HONG KONG – China's Luye Pharma Group Ltd. acquired the rights of Astrazeneca plc's antipsychotics Seroquel (quetiapine fumarate) and Seroquel XR. The transaction, which will allow Luye to manufacture the drugs and market them in 51 countries and regions, is a win-win, helping Luye tap into the global market while Astrazeneca seeks to spin off products that are no longer part of its core business.
Under the agreement, Luye will pay Astrazeneca $546 million in total by installment for a package including the manufacturing know-how, marketing authorizations, regulatory information, electronic materials for commercialization, certain patents of Seroquel and Seroquel XR, as well as the license of the antipsychotics in 51 markets such as China, Brazil, Australia, Mexico, South Korea and the U.K.
"This collaboration enables us to deep dive in the current major international markets while [we] enter more emerging markets that are new to us," Sammy Jiang, vice president of strategy and business development at Luye Pharma, told BioWorld. "We plan to get all the licenses needed in the 51 markets and have manufacturing know-how transferred in three years."
Astrazeneca will receive an up-front payment of $260 million followed by two installments, as well as an extra $8 million after the company has transferred its manufacturing know-how to Luye and Luye is able to sell Seroquel XR in China.
Seroquel and Seroquel XR are atypical antipsychotic medicines with antidepressant properties.

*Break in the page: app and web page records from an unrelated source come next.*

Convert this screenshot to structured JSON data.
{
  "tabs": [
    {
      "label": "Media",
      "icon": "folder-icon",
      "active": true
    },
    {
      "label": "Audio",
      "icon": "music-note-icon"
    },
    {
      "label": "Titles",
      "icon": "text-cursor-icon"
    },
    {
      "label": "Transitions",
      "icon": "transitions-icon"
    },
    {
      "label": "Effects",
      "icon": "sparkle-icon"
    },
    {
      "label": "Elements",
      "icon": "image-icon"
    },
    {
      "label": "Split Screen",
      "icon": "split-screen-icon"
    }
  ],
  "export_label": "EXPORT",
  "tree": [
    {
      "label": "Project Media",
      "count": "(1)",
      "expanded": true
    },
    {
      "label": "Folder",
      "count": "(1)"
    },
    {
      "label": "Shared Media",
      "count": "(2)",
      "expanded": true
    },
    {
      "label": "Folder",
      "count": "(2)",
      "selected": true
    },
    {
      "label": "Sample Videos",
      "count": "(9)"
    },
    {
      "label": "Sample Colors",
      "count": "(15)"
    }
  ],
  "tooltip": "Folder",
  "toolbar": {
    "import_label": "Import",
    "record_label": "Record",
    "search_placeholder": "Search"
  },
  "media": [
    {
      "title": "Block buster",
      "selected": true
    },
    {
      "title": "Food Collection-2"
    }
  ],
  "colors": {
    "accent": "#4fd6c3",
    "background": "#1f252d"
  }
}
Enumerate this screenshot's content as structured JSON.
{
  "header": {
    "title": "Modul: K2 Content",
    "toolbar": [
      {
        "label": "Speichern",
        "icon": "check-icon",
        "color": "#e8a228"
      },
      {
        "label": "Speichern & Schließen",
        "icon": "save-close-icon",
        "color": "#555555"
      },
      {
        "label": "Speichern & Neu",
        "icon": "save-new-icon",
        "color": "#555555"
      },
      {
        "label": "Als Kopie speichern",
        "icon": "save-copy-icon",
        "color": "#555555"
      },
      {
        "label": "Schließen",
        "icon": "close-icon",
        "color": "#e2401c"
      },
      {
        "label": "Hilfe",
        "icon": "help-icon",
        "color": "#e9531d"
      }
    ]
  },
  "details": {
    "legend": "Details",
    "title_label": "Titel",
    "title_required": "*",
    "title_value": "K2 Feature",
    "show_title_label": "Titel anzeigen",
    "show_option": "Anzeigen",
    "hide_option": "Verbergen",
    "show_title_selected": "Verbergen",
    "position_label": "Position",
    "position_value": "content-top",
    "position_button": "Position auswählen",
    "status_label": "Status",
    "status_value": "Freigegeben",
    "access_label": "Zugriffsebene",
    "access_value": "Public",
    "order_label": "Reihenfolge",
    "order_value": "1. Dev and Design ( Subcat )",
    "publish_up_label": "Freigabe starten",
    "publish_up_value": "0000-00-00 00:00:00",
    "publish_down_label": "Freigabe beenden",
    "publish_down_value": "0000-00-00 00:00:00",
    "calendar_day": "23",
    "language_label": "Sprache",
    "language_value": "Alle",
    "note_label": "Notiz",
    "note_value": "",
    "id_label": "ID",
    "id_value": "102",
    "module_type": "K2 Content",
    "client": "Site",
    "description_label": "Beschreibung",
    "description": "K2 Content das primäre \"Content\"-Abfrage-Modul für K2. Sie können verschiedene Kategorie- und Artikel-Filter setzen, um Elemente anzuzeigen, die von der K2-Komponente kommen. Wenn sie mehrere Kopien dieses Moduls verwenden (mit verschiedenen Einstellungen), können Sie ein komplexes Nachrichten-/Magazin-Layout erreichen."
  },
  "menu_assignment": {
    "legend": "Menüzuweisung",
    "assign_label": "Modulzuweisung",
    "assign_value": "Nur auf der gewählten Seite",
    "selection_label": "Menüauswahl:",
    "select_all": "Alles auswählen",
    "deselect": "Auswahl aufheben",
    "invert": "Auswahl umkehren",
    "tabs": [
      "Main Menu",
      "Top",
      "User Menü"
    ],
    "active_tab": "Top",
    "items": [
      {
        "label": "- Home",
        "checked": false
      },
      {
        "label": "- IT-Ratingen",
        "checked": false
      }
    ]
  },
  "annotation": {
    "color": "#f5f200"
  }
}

Seroquel is indicated for schizophrenia and bipolar disorder, while Seroquel XR is used to treat major depressive disorder and generalized anxiety disorder.
The central nervous system (CNS) is one of Luye's focus areas. The Chinese drugmaker has in its pipeline LY-03004 to treat schizophrenia and bipolar disorder, LY-03003 for Parkinson's disease and LY-03005 for depression. The addition of Seroquel and Seroquel XR will further enrich its CNS product portfolio.
"As [sales of] Seroquel and Seroquel XR are already established, we can make use of the existing channels for commercialization. They are branded products with well-established product lines," said Jiang. "The manufacturing know-how will be transferred to China, which can strengthen our manufacturing capability and put us on a par with other global players."
In 2009 and 2017, China included Seroquel and Seroquel XR in its category B of the national health insurance drug list, respectively.
"The drugs have vast potentials in China with a big patient base. Last year, the CNS market saw an average growth of 10 percent, while Seroquel alone saw a 17 percent increase," said Jiang.
"We expect Seroquel to see robust sales growth in China in the next three to five years," she added. "Last year, our CNS products contributed 13 percent to our total revenue. With Seroquel and Seroquel XR, we expect to see a growth to 30 percent in the CNS sector."
Meanwhile, Astrazeneca can cash out from Seroquel and Seroquel XR, drugs that are no longer its priorities. Instead, the pharma giant will focus on oncology, respiratory, cardiovascular, renal and metabolic diseases.
"The agreement with Luye Pharma is in line with Astrazeneca's strategy to focus on three main therapy areas while maximizing the value from our legacy medicines like Seroquel," said Mark Mallon, executive vice president of global product and portfolio strategy at Astrazeneca. "The agreement with Luye will also ensure continued widespread patient access to important established medicines."
Jiang echoed Mallon's view. "The price was not a major concern for Astrazeneca. They are more strategic-minded and consider more the future prospects of the products. The agreement with Luye is in line with their strategy to focus on three major therapeutic areas that do not include CNS," she said.
Astrazeneca may have sold off the two antipsychotics at a right time. Seroquel has lost its compound patent protection globally in 2012, and Seroquel XR formulation patents have also expired in most markets in 2017.
The two brought in only $148 million last year in the markets covered in the agreement with Luye. Back in 2009, Seroquel alone generated $4.9 billion worldwide for Astrazeneca, representing 15 percent of the company's total revenue. But it also caused losses for the pharma company as it was involved in numerous lawsuits related to an increased risk of diabetes in the U.S. The drugmaker had to pay $198 million to settle around 17,500 injury claims in 2010.
In face of the potential claims, Jiang said her company had taken into consideration such risks.
"The 51 markets were carefully selected by us," said Jiang.
Jiang added that the agreement with Astrazeneca has already opened the door to more potential multinational collaborations for Luye, which might bring in two more similar deals this year.
"We have been aiming to go global, and this deal with Astrazeneca helps us enlarge our global market penetration," she said.